I must say that I cannot understand how a fairly small buckle in HI above waterline could cripple HI in so short time. The HI underwater hull was not touched by Sola TS!
So why did the HI main engines stop so fast and where did water flood into HI to sink it?
Anyway, this incident confirms again the BIMCO 1994 findings (presented to the IMO) that most collision damages are only above waterline! IMO, USCG and many maritime authorities thought before that that in collisions at sea the side of any ship was sliced from bilge to main deck, bla, bla. But in fact, in 75% of all collisions only the side above waterline of the ship being hit was affected (as in the HI incident). So in 75% of all collisions, no ship sank. Same applies to oil tankers. So 1994 I suggested to the IMO that it was better that oil tankers put their collision protection above waterline to prevent oil spills in such events. 100% agreed! But when my design to do it was approved by the IMO 1997, USCG informed that such tankers were not allowed to enter US ports.
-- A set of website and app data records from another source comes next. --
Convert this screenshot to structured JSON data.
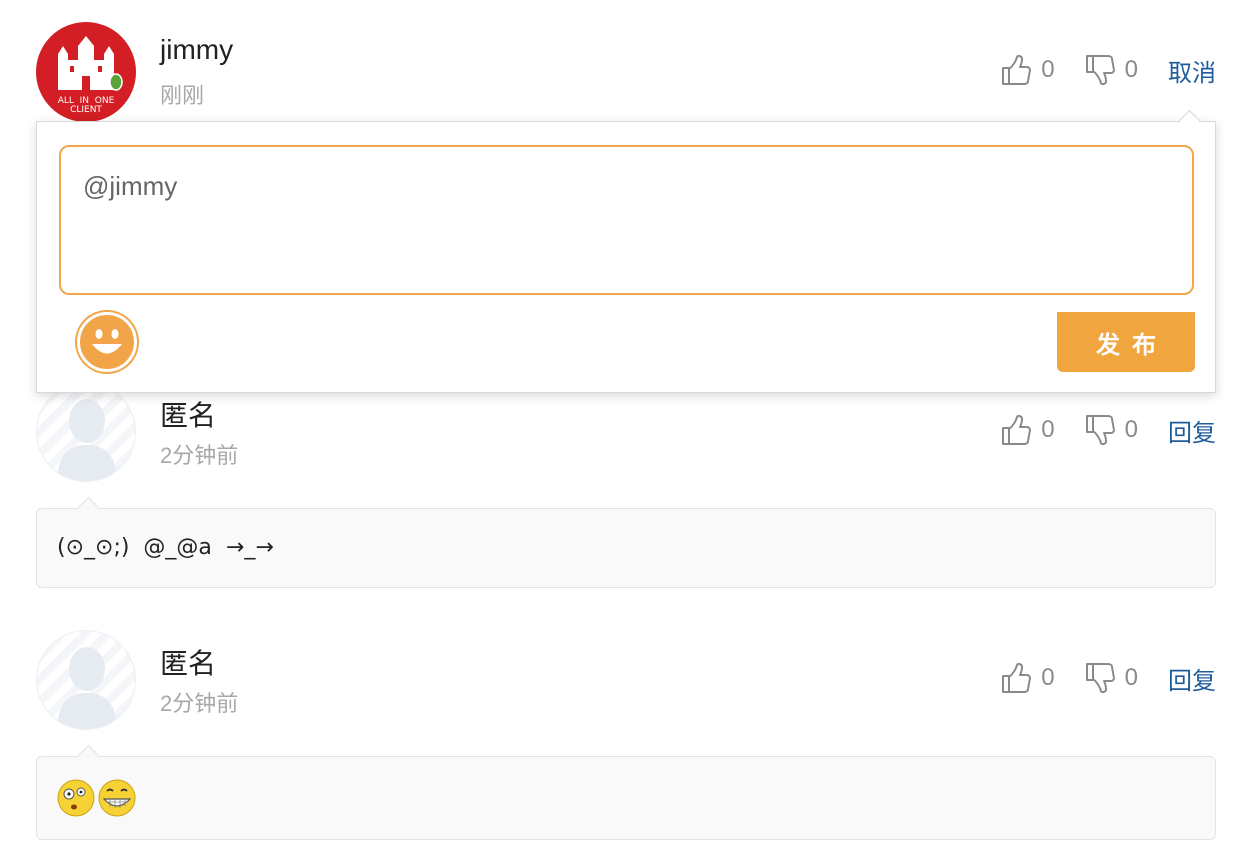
{
  "comments": [
    {
      "author": "jimmy",
      "time": "刚刚",
      "avatar_text": [
        "ALL",
        "IN",
        "ONE",
        "CLIENT"
      ],
      "likes": "0",
      "dislikes": "0",
      "action": "取消"
    },
    {
      "author": "匿名",
      "time": "2分钟前",
      "likes": "0",
      "dislikes": "0",
      "action": "回复",
      "content": "(⊙_⊙;)  @_@a  →_→"
    },
    {
      "author": "匿名",
      "time": "2分钟前",
      "likes": "0",
      "dislikes": "0",
      "action": "回复",
      "content": ""
    }
  ],
  "reply_box": {
    "value": "@jimmy",
    "publish_label": "发布"
  },
  "colors": {
    "accent": "#f0a53f",
    "link": "#1f5c9c",
    "avatar_red": "#d21e24"
  },
  "icons": [
    "thumbs-up-icon",
    "thumbs-down-icon",
    "smile-emoji-icon",
    "confused-emoji-icon",
    "grin-emoji-icon"
  ]
}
And there we are today.
We don’t know yet whether there was any damage below the waterline, but presuming you are correct, wouldn’t HI have had a significant rolling input from the collision? Once the HI rolled back, then the above-pictured gash would have been below waterline, perhaps long enough to impart a permanent list, dooming the vessel.
Another possibility is that the HI had her stabilizers deployed, and the collision tore the starboard one out, holing the hull. Damage to the M/T Sola from hitting the stabilizer might not show in the pictures we’ve seen.
Just speculation, mind you